“Alex Salmond is expected to launch a series of public attacks on Nicola Sturgeon next week, after Holyrood agreed to publish claims which his allies believe could end the First Minister’s career. The former SNP leader is finally set to appear as a witness in front of a Scottish Parliament committee on Wednesday, which is investigating an unlawful civil service investigation into sexual harassment claims against him. The breakthrough came after he appeared to have won a row over whether his dossier of allegations against his successor would be published. Although already in the public domain, MSPs refused to officially release Mr Salmond’s written evidence into the multiple ways in which he believes Ms Sturgeon broke the ministerial code in her handling of complaints against him, citing legal concerns.” – Daily Telegraph

  • Holyrood agrees to publish evidence – The Guardian
  • Davidson tears into Nationalists over Salmond probe – Daily Express
  • SNP’s day of reckoning as party civil war erupts – Daily Mail

>Yesterday: Henry Hill’s Red, White, and Blue column: There’s something rotten in the state of Scotland. But can anyone do anything about it?

UK to launch £800m science research agency

“An £800m agency to back “high-risk, high-reward” scientific research championed by former Number 10 adviser Dominic Cummings will be formally launched by the UK government on Friday. The independent research agency, set to be operational next year, will be charged with funding “the most ambitious, cutting-edge areas of research”, cutting through bureaucracy to give Britain a lead in the industries of the future. The body was a favourite project of Cummings who was passionate about creating a British version of the US Defence Advanced Research Projects Agency, formerly called Arpa. His WhatsApp handle still says: “Get Brexit Done, then Arpa.” But government officials said that Cummings, who left Downing Street in November after a power struggle in Number 10, was not being talked about as a future leader of the body.” – FT
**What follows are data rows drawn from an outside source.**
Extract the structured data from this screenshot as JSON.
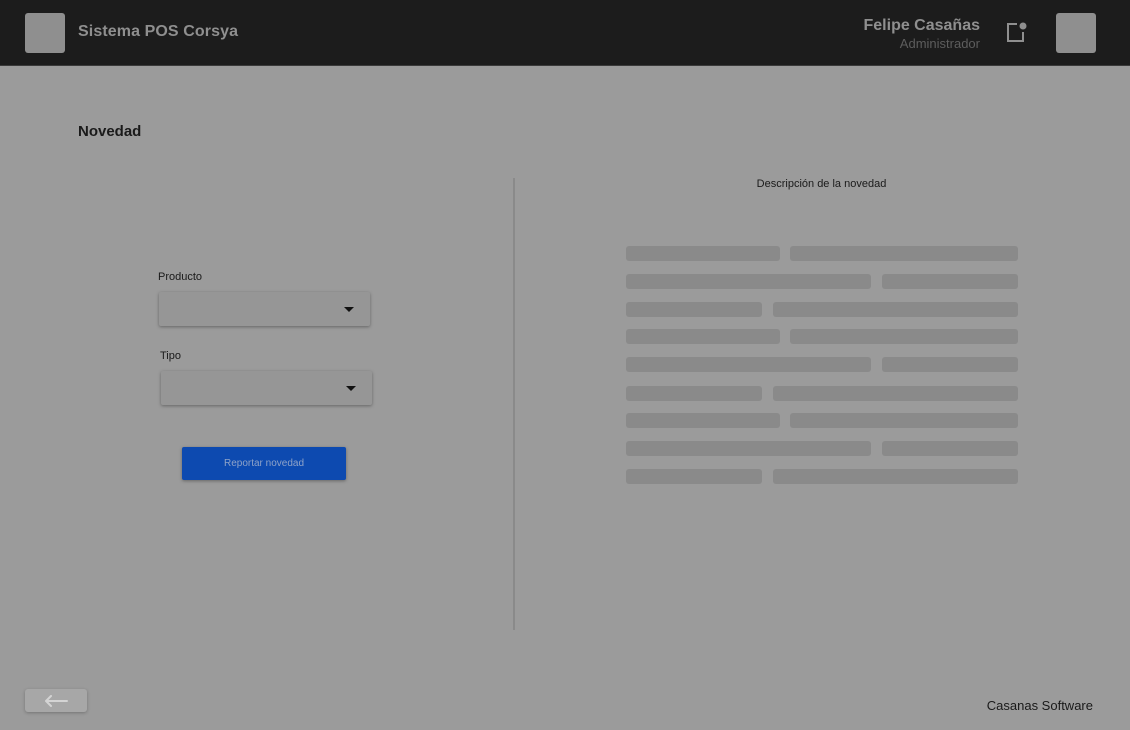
{
  "header": {
    "app_title": "Sistema POS Corsya",
    "user_name": "Felipe Casañas",
    "user_role": "Administrador",
    "logo_icon": "app-logo-placeholder",
    "notification_icon": "notification-icon",
    "avatar_icon": "avatar-placeholder"
  },
  "main": {
    "title": "Novedad",
    "form": {
      "producto_label": "Producto",
      "producto_value": "",
      "tipo_label": "Tipo",
      "tipo_value": "",
      "submit_label": "Reportar novedad"
    },
    "description": {
      "title": "Descripción de la novedad",
      "state": "loading-skeleton"
    }
  },
  "footer": {
    "back_icon": "arrow-left-icon",
    "brand": "Casanas Software"
  },
  "colors": {
    "header_bg": "#1c1c1c",
    "page_bg": "#9b9b9b",
    "primary_button": "#0d4ab0"
  }
}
News in Brief:

  • Is there any hope of a rational discussion about ‘our NHS’? – Kristian Niemietz, CapX
  • Starmer’s vision cedes the initiative to Sunak – Graham Stewart, The Critic
  • Labour’s real problem is Wales – Dr David Jeffery, UnHerd
  • It is time to make friends with the EU – James Forsyth, The Spectator
  • A strong Pound is bad news for our recovery – John Mills, Reaction